As the state of Maine, and the nation, move towards standards based education and proficiency based report cards, foreign language instruction has shifted away from the traditional textbook exercises, learner specific audio, and verb conjugation exams. Students are now expected to reach a certain proficiency level prior to graduating, meeting standards in communication. The American Council on the Teaching of Foreign Languages (ACTFL) created these proficiency guidelines and have divided the Communication standard into its three components; Presentational, Interpersonal, and Interpretive.
The Interpretive standard states that “Students understand and interpret written and spoken language on a variety of topics.” The written text and audio listenings used when assessing the students are required to be authentic, meaning they are written or spoken by natives, for natives. Therefore, teachers cannot create material on their own. Authentic resources are difficult for some teachers to come by, especially teachers in Maine, and other northern rural states, where the hispanic population is low. Teachers frequently rely on the web to find authentic material for listening and reading assessments, often toiling for hours, sifting through material. Sites are limited, Youtube‘s TV videos are not labeled by content, and episodes of Aquí No Hay Quien Viva or El Hormiguero are long and contain segments that are not appropriate for younger learners.
With this grant money, I am spending a month in Madrid collecting audio, video, and photographic materials to publish on a website database for teacher usage. From my host family, to co-workers, the language school where I prepped for the DELE, and the Colegio Mayor where St. Lawrence’s office is, I will gather conversations for teachers to use in their Spanish instruction and Interpretive assessments. I also want to collect video footage of city and cultural scenes like food, art, and music. From an afternoon in Retiro Park to a walk down Fuencarrel, the city offers many opportunities for footage. Lastly, authentic texts like menus, maps, and tickets will be photographed and uploaded to the database as well.

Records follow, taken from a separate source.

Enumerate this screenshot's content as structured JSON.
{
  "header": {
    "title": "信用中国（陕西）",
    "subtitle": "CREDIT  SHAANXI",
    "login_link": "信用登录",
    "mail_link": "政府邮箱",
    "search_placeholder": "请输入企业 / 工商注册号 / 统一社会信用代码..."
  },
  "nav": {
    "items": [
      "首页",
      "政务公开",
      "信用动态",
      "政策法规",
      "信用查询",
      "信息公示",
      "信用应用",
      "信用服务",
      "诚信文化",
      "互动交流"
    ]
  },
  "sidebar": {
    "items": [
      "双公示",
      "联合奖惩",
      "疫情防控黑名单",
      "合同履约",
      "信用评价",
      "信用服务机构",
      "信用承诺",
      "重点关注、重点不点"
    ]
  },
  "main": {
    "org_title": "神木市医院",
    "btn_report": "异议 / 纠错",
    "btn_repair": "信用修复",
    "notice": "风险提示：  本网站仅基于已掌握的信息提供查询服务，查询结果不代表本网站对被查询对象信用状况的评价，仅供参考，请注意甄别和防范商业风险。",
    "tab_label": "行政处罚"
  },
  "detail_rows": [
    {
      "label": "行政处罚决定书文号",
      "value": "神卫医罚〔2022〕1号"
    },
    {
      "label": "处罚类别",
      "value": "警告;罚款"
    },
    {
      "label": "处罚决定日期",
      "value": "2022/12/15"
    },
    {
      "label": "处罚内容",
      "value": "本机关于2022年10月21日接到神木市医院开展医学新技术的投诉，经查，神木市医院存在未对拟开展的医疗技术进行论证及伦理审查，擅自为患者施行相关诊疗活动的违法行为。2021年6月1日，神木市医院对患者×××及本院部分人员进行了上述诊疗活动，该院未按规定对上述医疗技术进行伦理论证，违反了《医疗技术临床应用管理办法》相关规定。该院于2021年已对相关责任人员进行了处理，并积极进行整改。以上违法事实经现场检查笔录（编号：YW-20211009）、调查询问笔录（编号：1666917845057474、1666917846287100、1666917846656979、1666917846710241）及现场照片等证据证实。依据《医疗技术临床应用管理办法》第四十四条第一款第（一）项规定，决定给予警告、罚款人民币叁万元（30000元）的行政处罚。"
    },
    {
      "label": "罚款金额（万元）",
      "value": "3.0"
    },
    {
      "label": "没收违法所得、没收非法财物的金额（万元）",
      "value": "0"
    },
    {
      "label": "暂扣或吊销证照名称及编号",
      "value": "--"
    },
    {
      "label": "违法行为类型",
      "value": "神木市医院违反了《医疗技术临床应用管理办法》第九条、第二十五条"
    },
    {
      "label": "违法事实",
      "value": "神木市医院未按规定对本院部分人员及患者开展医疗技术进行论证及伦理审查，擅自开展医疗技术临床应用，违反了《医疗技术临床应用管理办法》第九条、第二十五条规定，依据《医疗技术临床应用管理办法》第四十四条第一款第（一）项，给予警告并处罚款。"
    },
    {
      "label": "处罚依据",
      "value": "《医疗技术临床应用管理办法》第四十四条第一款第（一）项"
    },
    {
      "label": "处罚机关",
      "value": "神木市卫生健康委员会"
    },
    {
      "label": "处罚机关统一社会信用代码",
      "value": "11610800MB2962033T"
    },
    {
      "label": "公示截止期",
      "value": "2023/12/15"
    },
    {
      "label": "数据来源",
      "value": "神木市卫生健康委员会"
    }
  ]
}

With this collection for public usage, teachers in Maine and other states with limited native populations, will have an easier time adapting their teaching and assessments to the standards based proficiencies. I would love to use my love of Spain and skills in technology to bring resources to my fellow Spanish teachers.